• _Requirement_: Skip the images and restate every line of the records exactly.

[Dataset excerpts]
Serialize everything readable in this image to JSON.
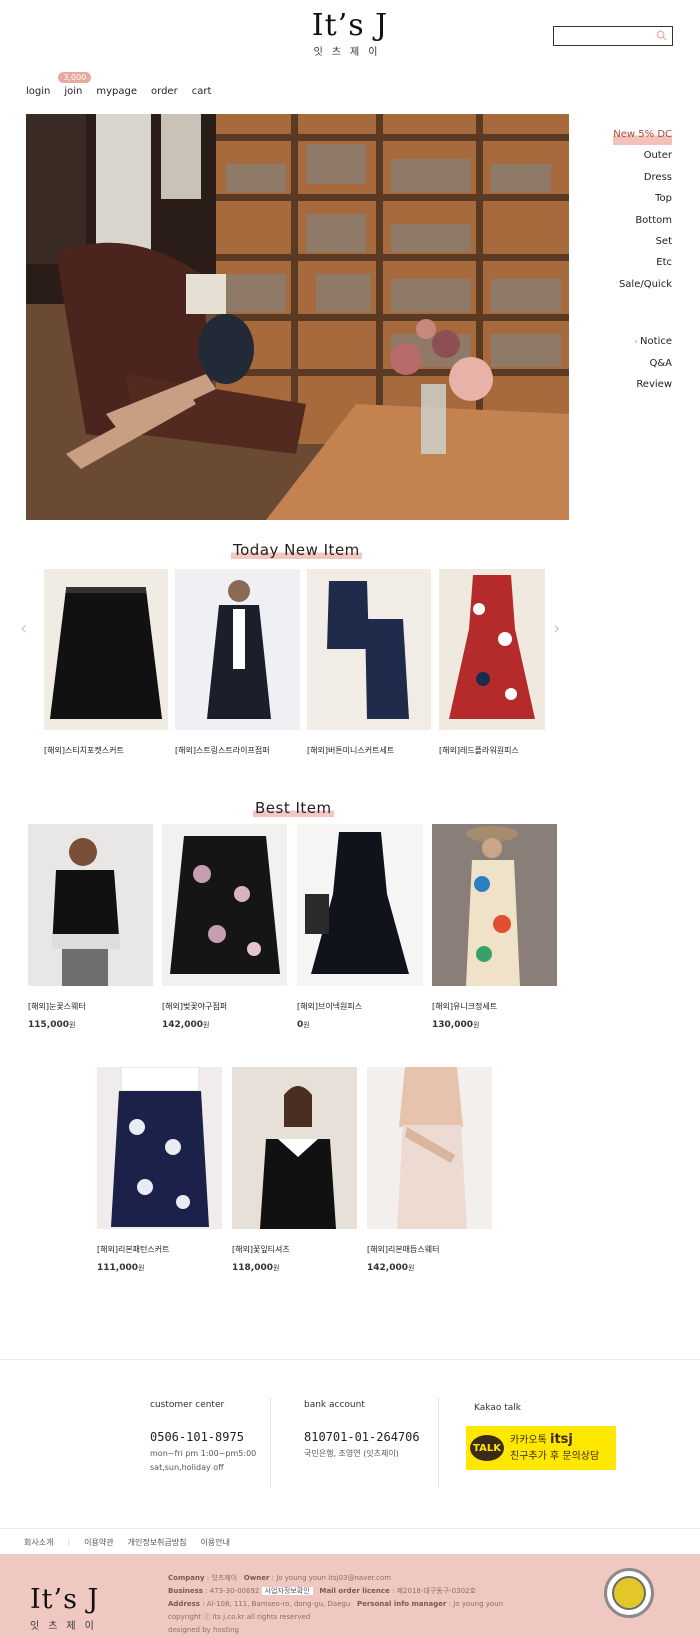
{
  "brand": {
    "logo_en": "It’s J",
    "logo_kr": "잇츠제이"
  },
  "search": {
    "placeholder": ""
  },
  "topnav": {
    "login": "login",
    "join": "join",
    "join_badge": "3,000",
    "mypage": "mypage",
    "order": "order",
    "cart": "cart"
  },
  "sidenav": {
    "categories": [
      "New 5% DC",
      "Outer",
      "Dress",
      "Top",
      "Bottom",
      "Set",
      "Etc",
      "Sale/Quick"
    ],
    "board": [
      "Notice",
      "Q&A",
      "Review"
    ]
  },
  "today_new": {
    "title": "Today New Item",
    "prev_arrow": "‹",
    "next_arrow": "›",
    "items": [
      {
        "name": "[해외]스티치포켓스커트"
      },
      {
        "name": "[해외]스트링스트라이프점퍼"
      },
      {
        "name": "[해외]버튼미니스커트세트"
      },
      {
        "name": "[해외]레드플라워원피스"
      }
    ]
  },
  "best": {
    "title": "Best Item",
    "currency": "원",
    "items": [
      {
        "name": "[해외]눈꽃스웨터",
        "price": "115,000"
      },
      {
        "name": "[해외]벚꽃야구점퍼",
        "price": "142,000"
      },
      {
        "name": "[해외]브이넥원피스",
        "price": "0"
      },
      {
        "name": "[해외]유니크정세트",
        "price": "130,000"
      },
      {
        "name": "[해외]리본패턴스커트",
        "price": "111,000"
      },
      {
        "name": "[해외]꽃잎티셔츠",
        "price": "118,000"
      },
      {
        "name": "[해외]리본매듭스웨터",
        "price": "142,000"
      }
    ]
  },
  "footer": {
    "customer_center": {
      "title": "customer center",
      "phone": "0506-101-8975",
      "hours": "mon~fri pm 1:00~pm5:00",
      "closed": "sat,sun,holiday off"
    },
    "bank": {
      "title": "bank account",
      "number": "810701-01-264706",
      "holder": "국민은행, 조영연 (잇츠제이)"
    },
    "kakao": {
      "title": "Kakao talk",
      "badge": "TALK",
      "line1_prefix": "카카오톡",
      "line1_id": "itsj",
      "line2": "친구추가 후 문의상담"
    },
    "links": [
      "회사소개",
      "이용약관",
      "개인정보취급방침",
      "이용안내"
    ],
    "info": {
      "company_label": "Company",
      "company": "잇츠제이",
      "owner_label": "Owner",
      "owner": "Jo young youn",
      "email": "itsj03@naver.com",
      "business_label": "Business",
      "business": "473-30-00692",
      "business_chip": "사업자정보확인",
      "mail_label": "Mail order licence",
      "mail": "제2018-대구동구-0302호",
      "address_label": "Address",
      "address": "Al-108, 111, Bamseo-ro, dong-gu, Daegu",
      "manager_label": "Personal info manager",
      "manager": "Jo young youn",
      "copyright": "copyright ⓒ its j.co.kr all rights reserved",
      "designed": "designed by hosting"
    }
  },
  "colors": {
    "accent_pink": "#efc8c2",
    "highlight": "#f3c1bb",
    "kakao_yellow": "#ffe800"
  }
}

• _Response area_:
Serialize everything readable in this image to JSON.
{
  "brand": {
    "logo_en": "It’s J",
    "logo_kr": "잇츠제이"
  },
  "search": {
    "placeholder": ""
  },
  "topnav": {
    "login": "login",
    "join": "join",
    "join_badge": "3,000",
    "mypage": "mypage",
    "order": "order",
    "cart": "cart"
  },
  "sidenav": {
    "categories": [
      "New 5% DC",
      "Outer",
      "Dress",
      "Top",
      "Bottom",
      "Set",
      "Etc",
      "Sale/Quick"
    ],
    "board": [
      "Notice",
      "Q&A",
      "Review"
    ]
  },
  "today_new": {
    "title": "Today New Item",
    "prev_arrow": "‹",
    "next_arrow": "›",
    "items": [
      {
        "name": "[해외]스티치포켓스커트"
      },
      {
        "name": "[해외]스트링스트라이프점퍼"
      },
      {
        "name": "[해외]버튼미니스커트세트"
      },
      {
        "name": "[해외]레드플라워원피스"
      }
    ]
  },
  "best": {
    "title": "Best Item",
    "currency": "원",
    "items": [
      {
        "name": "[해외]눈꽃스웨터",
        "price": "115,000"
      },
      {
        "name": "[해외]벚꽃야구점퍼",
        "price": "142,000"
      },
      {
        "name": "[해외]브이넥원피스",
        "price": "0"
      },
      {
        "name": "[해외]유니크정세트",
        "price": "130,000"
      },
      {
        "name": "[해외]리본패턴스커트",
        "price": "111,000"
      },
      {
        "name": "[해외]꽃잎티셔츠",
        "price": "118,000"
      },
      {
        "name": "[해외]리본매듭스웨터",
        "price": "142,000"
      }
    ]
  },
  "footer": {
    "customer_center": {
      "title": "customer center",
      "phone": "0506-101-8975",
      "hours": "mon~fri pm 1:00~pm5:00",
      "closed": "sat,sun,holiday off"
    },
    "bank": {
      "title": "bank account",
      "number": "810701-01-264706",
      "holder": "국민은행, 조영연 (잇츠제이)"
    },
    "kakao": {
      "title": "Kakao talk",
      "badge": "TALK",
      "line1_prefix": "카카오톡",
      "line1_id": "itsj",
      "line2": "친구추가 후 문의상담"
    },
    "links": [
      "회사소개",
      "이용약관",
      "개인정보취급방침",
      "이용안내"
    ],
    "info": {
      "company_label": "Company",
      "company": "잇츠제이",
      "owner_label": "Owner",
      "owner": "Jo young youn",
      "email": "itsj03@naver.com",
      "business_label": "Business",
      "business": "473-30-00692",
      "business_chip": "사업자정보확인",
      "mail_label": "Mail order licence",
      "mail": "제2018-대구동구-0302호",
      "address_label": "Address",
      "address": "Al-108, 111, Bamseo-ro, dong-gu, Daegu",
      "manager_label": "Personal info manager",
      "manager": "Jo young youn",
      "copyright": "copyright ⓒ its j.co.kr all rights reserved",
      "designed": "designed by hosting"
    }
  },
  "colors": {
    "accent_pink": "#efc8c2",
    "highlight": "#f3c1bb",
    "kakao_yellow": "#ffe800"
  }
}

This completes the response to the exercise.